- Church leaders can start to see themselves primarily as event producers.
- This dynamic can send an incomplete message about what produces spiritual growth in our lives.
- And all of this can leave us confused in how we think about the purpose of the church. People can see church as being 90% about what happens for two hours on Sunday.
In Hebrews 10, the Bible lays out for us how our response to the gospel should be experienced corporately. Together as a community of faith, we are to “draw near (to God and to each other) with a true heart in full assurance of faith, with our hearts sprinkled clean from an evil conscience and our bodies washed with pure water.”
Because of what Jesus has done for us, we are invited to draw near. We can set aside fear or shame or a guilty conscience and come before a Holy God with joy and thanksgiving.
The writer continues, telling us that we are to hold fast the confession of our hope without wavering.” Our gathering together as a church is so that we can remind ourselves of what is true by renewing our minds with God’s word and by reaffirming our commitment to walk worthy of our calling by trusting and obeying all that the Bible teaches us.
And finally, we are to “consider how to stir up one another to love and good works” and to “encourage one another, and all the more as you see the Day drawing near.”
Notice that the stirring up and the encouraging are shared responsibilities. These are not only things that are supposed to happen to you when we gather. These are things that you are supposed to be actively engaged in.
I’m excited about the season we’re entering into as a church. I’m excited that a year from now, we’ll be gathering in a new place in a new space that I believe will enhance our ability to fulfill our mission as a church.
But I want to make sure that in the season, we don’t lose sight of what that mission is. The ultimate purpose for everything we do as a church should be to point us to goal of seeing one another growing to maturity in Christ.
And for that to happen as God has designed it to happen, every believer ought to be involved in the process of seeing others growing in grace and maturing in their faith.
Ultimately, being part of this or any church is about much more that showing up for Sunday services. It is more about what is flowing into your life to help you grow, and what is flowing out of your life into the lives of others to help them grow.
All of us in leadership at RCC intent to continue to focus our efforts on channeling our time and efforts and money and programs toward that primary goal – to see Redeemer as a church, not of spectators and consumers, but of faithful disciples who are involved in discipling one another.
Thanks to Becky Perez for helping to document our time together last Sunday at our new church property.
Please continue to pray for God to direct the builders as the work on our new church homes gets underway.
This coming week is a big week for the women in our church.
Monday night, September 24, from 7:00 – 8:30 at the church, there will be a ] time of prayer and preparation for the upcoming True Woman event/Stay-treat.
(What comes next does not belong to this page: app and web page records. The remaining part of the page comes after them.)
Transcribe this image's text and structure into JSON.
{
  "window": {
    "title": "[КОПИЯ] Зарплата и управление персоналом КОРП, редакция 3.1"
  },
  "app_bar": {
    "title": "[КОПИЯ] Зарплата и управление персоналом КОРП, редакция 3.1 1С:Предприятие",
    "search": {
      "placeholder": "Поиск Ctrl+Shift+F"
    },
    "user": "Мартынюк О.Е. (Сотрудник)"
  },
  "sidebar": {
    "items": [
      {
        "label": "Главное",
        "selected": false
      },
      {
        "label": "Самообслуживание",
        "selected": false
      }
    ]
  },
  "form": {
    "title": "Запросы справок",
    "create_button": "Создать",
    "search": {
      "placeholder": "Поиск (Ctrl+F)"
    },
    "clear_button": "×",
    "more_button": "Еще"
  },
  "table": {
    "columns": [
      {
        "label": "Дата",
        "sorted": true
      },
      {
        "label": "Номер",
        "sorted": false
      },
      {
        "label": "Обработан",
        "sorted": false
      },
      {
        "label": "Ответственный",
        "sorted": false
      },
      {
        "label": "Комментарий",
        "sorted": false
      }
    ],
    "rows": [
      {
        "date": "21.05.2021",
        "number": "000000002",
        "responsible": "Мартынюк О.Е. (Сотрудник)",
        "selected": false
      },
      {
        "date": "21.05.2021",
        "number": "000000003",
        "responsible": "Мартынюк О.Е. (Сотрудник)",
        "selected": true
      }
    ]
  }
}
All women are encouraged to attend.
Then on Friday, the Stay-treat begins. Here are the details:
If you haven’t RSVPed for the Stay-treat, now is the time.
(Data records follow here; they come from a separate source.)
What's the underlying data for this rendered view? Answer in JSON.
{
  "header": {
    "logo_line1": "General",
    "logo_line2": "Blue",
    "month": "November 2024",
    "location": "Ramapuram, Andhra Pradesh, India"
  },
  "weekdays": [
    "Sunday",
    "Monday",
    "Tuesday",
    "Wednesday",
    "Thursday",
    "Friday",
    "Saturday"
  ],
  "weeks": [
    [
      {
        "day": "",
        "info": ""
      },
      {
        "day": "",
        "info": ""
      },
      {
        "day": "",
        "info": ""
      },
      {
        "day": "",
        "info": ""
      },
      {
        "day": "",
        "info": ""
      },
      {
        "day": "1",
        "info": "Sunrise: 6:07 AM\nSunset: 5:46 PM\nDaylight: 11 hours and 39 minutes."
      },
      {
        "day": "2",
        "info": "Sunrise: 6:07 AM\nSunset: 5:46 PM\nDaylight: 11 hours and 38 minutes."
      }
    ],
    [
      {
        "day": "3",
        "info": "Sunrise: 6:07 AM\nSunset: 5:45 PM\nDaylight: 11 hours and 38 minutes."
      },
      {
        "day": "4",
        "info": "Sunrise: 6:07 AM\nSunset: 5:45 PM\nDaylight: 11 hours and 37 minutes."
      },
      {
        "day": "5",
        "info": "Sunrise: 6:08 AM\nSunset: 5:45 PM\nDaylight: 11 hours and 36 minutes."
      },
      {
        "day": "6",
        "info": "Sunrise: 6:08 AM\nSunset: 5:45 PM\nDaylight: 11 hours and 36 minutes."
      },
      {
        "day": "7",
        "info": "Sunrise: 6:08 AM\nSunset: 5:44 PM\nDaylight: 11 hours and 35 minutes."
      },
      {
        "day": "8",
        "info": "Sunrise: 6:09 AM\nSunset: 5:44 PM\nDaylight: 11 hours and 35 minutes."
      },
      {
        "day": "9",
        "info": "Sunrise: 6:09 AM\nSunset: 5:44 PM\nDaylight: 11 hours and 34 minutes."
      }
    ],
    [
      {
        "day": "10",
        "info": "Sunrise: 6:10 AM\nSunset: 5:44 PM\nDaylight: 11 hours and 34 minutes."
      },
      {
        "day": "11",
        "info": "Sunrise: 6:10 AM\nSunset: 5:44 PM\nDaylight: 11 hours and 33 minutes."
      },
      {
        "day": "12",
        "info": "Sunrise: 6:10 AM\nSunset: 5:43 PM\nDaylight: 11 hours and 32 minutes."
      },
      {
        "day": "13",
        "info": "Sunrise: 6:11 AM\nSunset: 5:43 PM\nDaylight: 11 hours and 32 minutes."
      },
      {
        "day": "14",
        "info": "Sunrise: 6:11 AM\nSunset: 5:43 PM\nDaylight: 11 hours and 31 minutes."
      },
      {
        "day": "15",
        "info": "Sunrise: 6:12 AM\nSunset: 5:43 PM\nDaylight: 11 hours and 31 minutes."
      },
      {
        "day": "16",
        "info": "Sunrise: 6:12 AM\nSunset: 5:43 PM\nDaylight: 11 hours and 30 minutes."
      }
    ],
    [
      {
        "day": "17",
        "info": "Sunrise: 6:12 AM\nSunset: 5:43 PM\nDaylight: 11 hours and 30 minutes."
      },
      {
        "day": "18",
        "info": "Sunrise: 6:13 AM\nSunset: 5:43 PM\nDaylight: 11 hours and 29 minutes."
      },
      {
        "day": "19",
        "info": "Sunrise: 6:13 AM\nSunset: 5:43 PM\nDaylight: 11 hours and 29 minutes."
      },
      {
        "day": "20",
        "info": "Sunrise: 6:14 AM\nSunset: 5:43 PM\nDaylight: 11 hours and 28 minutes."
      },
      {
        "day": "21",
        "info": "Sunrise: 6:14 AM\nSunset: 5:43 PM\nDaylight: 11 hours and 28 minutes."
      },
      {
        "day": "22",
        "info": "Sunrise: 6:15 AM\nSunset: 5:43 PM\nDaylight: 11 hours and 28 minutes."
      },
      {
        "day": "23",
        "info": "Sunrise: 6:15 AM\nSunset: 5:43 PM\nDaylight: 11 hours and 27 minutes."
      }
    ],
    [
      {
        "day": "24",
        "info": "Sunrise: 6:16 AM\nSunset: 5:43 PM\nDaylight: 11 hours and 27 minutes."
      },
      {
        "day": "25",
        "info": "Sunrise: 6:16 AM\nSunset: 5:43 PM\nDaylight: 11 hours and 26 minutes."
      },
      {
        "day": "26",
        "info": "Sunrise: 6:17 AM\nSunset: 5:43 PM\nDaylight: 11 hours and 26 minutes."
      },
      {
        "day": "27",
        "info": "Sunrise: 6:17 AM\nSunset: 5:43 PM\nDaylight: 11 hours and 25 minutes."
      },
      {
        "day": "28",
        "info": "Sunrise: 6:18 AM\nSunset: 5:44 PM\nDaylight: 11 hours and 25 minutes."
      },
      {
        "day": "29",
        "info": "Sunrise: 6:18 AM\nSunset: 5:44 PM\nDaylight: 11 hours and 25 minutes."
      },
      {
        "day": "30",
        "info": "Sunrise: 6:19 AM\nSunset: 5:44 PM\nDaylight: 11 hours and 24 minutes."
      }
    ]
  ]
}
And then a week from Monday, October 1 at 7:00 pm, the fall Women’s Bible Study begins. The women will be working through Jen Wilkin’s study of the Sermon on the Mount.
If you haven’t signed up for the study and ordered your workbook, or if you have any questions about the women’s Bible study, go to the Women’ ministry table in the foyer at church this Sunday, or talk to Terry Morledge or Karen Houk, You can contact Karen at firstname.lastname@example.org or text her at 501-247-0140.
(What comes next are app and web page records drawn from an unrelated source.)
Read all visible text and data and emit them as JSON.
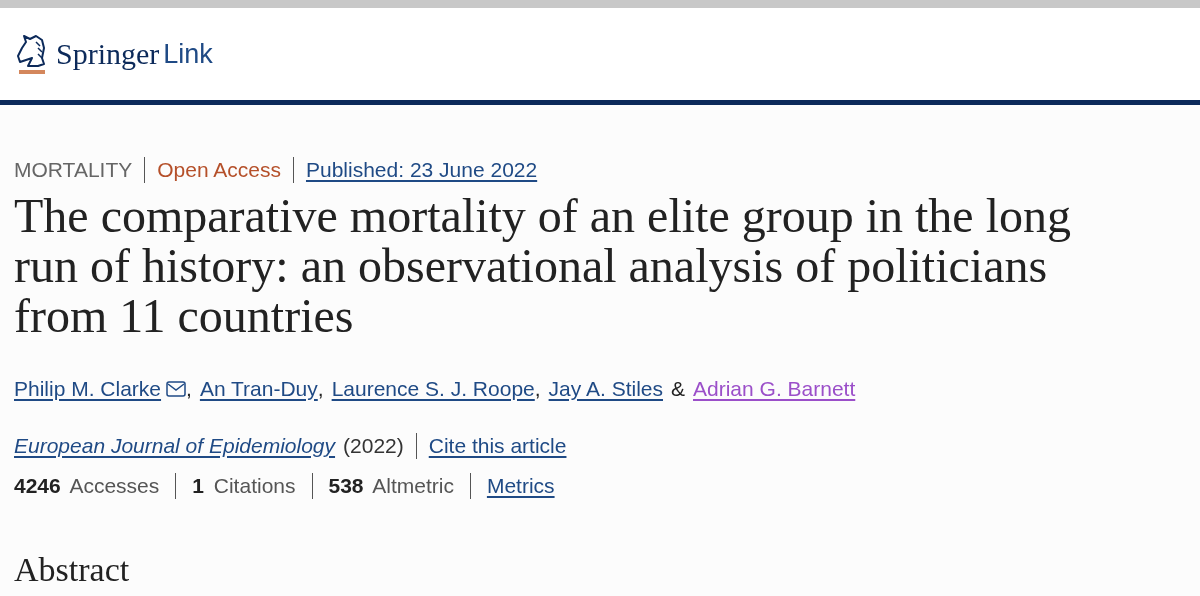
{
  "header": {
    "brand": "Springer",
    "product": "Link"
  },
  "article": {
    "subject": "MORTALITY",
    "access": "Open Access",
    "published": "Published: 23 June 2022",
    "title": "The comparative mortality of an elite group in the long run of history: an observational analysis of politicians from 11 countries",
    "authors": [
      {
        "name": "Philip M. Clarke",
        "contact": true,
        "visited": false,
        "separator": ","
      },
      {
        "name": "An Tran-Duy",
        "contact": false,
        "visited": false,
        "separator": ","
      },
      {
        "name": "Laurence S. J. Roope",
        "contact": false,
        "visited": false,
        "separator": ","
      },
      {
        "name": "Jay A. Stiles",
        "contact": false,
        "visited": false,
        "separator": "&"
      },
      {
        "name": "Adrian G. Barnett",
        "contact": false,
        "visited": true
      }
    ],
    "journal": "European Journal of Epidemiology",
    "year": "(2022)",
    "cite": "Cite this article",
    "metrics": [
      "**4246** Accesses",
      "**1** Citations",
      "**538** Altmetric"
    ],
    "metrics_link": "Metrics",
    "section": "Abstract"
  }
}
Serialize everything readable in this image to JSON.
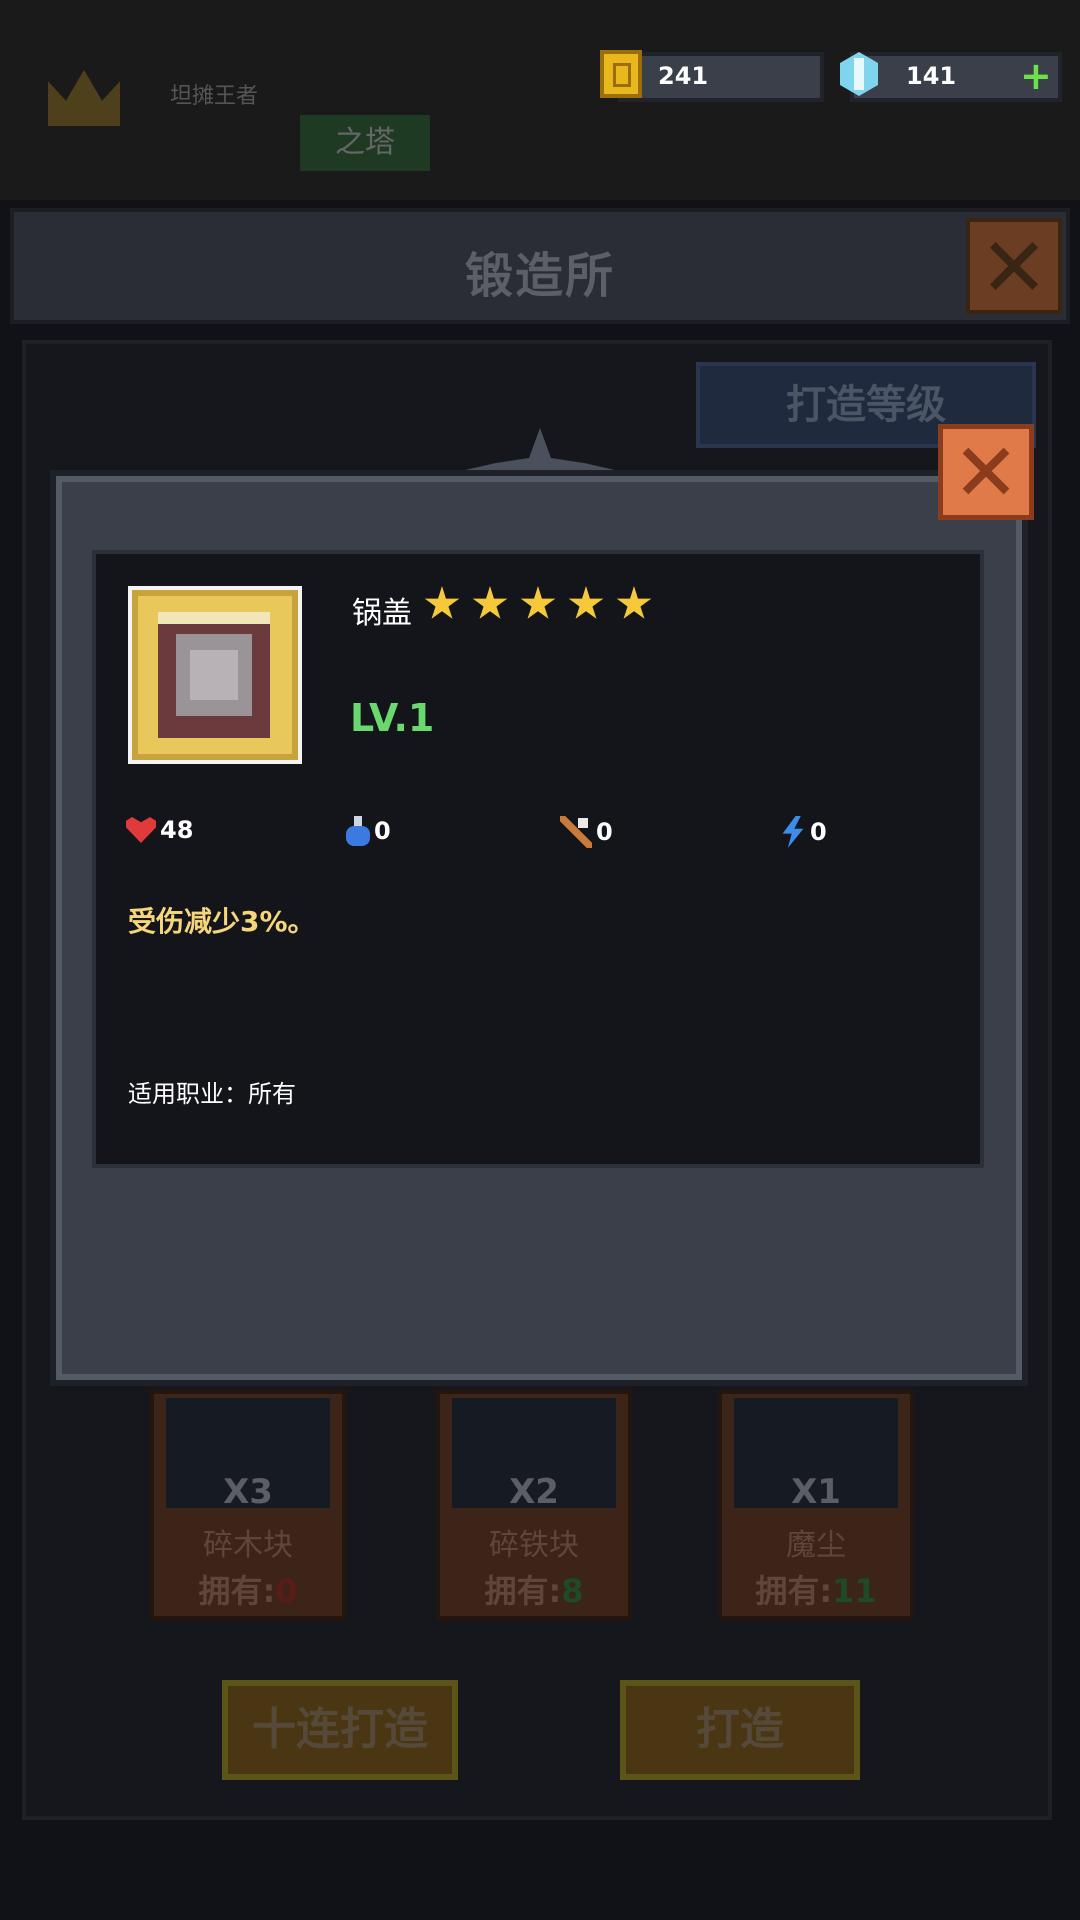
{
  "top_bar": {
    "player_name": "坦摊王者",
    "tag_text": "之塔",
    "coins": "241",
    "gems": "141",
    "plus_label": "+"
  },
  "forge": {
    "title": "锻造所",
    "level_button": "打造等级",
    "materials": [
      {
        "qty": "X3",
        "name": "碎木块",
        "own_label": "拥有:",
        "own_value": "0"
      },
      {
        "qty": "X2",
        "name": "碎铁块",
        "own_label": "拥有:",
        "own_value": "8"
      },
      {
        "qty": "X1",
        "name": "魔尘",
        "own_label": "拥有:",
        "own_value": "11"
      }
    ],
    "ten_forge_button": "十连打造",
    "forge_button": "打造"
  },
  "popup": {
    "item_name": "锅盖",
    "stars": 5,
    "level": "LV.1",
    "stats": {
      "hp": "48",
      "mp": "0",
      "attack": "0",
      "energy": "0"
    },
    "description": "受伤减少3%。",
    "class_text": "适用职业：所有"
  },
  "colors": {
    "star": "#f6c93b",
    "level_green": "#6bd86f",
    "description_gold": "#f6d67a",
    "close_orange": "#e07a48"
  },
  "icons": [
    "crown-icon",
    "coin-icon",
    "gem-icon",
    "plus-icon",
    "close-icon",
    "heart-icon",
    "potion-icon",
    "sword-icon",
    "bolt-icon",
    "star-icon"
  ]
}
As we saw last week in our study of Esther, when King Xerxes called for
his wife to show off her beauty at his banquet, the Queen refused. As a
result, she was banished from his sight.
Was Queen Vashti a heroic proto-feminist to stand up to her husband’s command? Or was she guilty of failing to submit to her husband’s leadership? And what does her story teach us about the New Testament instruction for wives to submit to their husbands?
Yes, we’re going there.
See you in church.
Soli Deo Gloria!